WORK ITEM. Copy out each line in the listing below where the word "folder" appears.

Top of PROVIDED DATA

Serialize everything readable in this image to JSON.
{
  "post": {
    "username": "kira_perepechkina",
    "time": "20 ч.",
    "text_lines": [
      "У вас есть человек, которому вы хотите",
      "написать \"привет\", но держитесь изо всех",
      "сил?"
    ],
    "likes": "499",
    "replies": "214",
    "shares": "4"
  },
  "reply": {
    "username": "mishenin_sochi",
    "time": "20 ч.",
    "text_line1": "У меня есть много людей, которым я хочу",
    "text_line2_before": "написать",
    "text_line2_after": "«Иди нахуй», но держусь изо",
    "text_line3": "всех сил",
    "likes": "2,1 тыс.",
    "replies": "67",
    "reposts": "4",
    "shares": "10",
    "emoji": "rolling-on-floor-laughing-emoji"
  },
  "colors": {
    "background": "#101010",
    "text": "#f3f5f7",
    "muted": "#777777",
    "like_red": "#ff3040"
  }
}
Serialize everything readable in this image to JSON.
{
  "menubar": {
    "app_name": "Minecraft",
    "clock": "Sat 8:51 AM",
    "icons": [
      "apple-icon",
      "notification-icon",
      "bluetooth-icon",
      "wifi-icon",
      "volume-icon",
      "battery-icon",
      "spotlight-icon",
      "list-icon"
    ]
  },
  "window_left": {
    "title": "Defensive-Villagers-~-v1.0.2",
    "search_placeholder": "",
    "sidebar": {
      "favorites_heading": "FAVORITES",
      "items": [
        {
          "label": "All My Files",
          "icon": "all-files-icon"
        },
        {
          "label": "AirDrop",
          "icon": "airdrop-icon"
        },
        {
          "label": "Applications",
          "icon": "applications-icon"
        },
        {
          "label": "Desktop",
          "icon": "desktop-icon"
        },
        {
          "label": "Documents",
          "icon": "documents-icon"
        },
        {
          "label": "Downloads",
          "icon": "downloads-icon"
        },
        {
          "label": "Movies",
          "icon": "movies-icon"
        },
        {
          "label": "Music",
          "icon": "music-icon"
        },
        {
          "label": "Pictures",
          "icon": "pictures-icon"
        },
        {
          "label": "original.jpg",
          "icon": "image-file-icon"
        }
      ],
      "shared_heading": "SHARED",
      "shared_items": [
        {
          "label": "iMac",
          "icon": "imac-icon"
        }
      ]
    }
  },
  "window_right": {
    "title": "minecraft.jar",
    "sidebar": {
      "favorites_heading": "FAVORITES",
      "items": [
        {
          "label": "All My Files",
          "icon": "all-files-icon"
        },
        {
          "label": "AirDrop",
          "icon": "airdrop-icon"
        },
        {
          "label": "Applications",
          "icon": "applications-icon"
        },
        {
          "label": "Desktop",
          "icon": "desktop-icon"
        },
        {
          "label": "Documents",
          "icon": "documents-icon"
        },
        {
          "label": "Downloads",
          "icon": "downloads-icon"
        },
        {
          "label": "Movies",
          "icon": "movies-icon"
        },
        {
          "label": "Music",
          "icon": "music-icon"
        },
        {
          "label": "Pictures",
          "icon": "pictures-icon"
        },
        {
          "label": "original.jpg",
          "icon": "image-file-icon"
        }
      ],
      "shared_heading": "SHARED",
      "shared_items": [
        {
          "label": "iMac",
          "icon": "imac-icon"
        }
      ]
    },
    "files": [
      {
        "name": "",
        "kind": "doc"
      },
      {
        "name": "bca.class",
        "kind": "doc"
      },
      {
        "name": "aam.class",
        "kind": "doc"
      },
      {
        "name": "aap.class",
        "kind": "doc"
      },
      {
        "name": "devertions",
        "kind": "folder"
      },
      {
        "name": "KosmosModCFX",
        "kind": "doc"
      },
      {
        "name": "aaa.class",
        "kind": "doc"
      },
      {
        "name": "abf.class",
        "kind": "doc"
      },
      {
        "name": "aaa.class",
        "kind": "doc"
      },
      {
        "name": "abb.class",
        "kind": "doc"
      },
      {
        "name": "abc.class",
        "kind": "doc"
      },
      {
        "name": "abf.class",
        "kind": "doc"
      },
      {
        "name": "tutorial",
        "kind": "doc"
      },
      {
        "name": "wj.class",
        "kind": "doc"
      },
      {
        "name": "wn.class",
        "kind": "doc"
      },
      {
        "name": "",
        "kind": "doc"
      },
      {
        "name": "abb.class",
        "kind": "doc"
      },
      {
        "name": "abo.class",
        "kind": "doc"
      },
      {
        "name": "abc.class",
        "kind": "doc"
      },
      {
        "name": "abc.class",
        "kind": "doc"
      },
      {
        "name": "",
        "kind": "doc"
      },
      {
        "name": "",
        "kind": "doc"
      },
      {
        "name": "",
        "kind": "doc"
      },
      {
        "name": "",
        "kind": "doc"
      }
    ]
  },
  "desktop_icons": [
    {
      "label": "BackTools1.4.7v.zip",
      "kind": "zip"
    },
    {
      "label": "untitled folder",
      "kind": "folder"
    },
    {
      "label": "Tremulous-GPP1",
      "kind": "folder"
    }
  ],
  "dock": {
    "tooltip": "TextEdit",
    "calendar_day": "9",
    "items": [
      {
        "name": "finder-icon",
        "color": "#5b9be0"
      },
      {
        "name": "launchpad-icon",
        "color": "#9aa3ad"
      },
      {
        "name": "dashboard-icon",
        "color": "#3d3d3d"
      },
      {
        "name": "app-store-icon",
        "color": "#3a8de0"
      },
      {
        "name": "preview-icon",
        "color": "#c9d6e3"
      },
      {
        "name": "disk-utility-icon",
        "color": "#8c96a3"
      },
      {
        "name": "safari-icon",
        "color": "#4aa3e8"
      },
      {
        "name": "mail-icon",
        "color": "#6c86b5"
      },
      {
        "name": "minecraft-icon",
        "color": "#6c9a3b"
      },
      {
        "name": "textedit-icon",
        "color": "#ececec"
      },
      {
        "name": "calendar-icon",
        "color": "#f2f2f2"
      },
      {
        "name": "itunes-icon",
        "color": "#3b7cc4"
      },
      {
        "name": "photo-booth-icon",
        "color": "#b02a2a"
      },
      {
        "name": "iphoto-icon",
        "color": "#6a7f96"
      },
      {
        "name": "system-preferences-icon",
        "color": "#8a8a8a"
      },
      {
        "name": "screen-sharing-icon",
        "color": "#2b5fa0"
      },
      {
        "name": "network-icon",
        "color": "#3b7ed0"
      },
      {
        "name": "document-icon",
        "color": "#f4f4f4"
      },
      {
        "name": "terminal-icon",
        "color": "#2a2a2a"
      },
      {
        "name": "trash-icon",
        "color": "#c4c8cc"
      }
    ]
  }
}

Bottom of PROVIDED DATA

EXERCISE OUTPUT.
        "kind": "folder"
      "label": "untitled folder",
      "kind": "folder"
      "kind": "folder"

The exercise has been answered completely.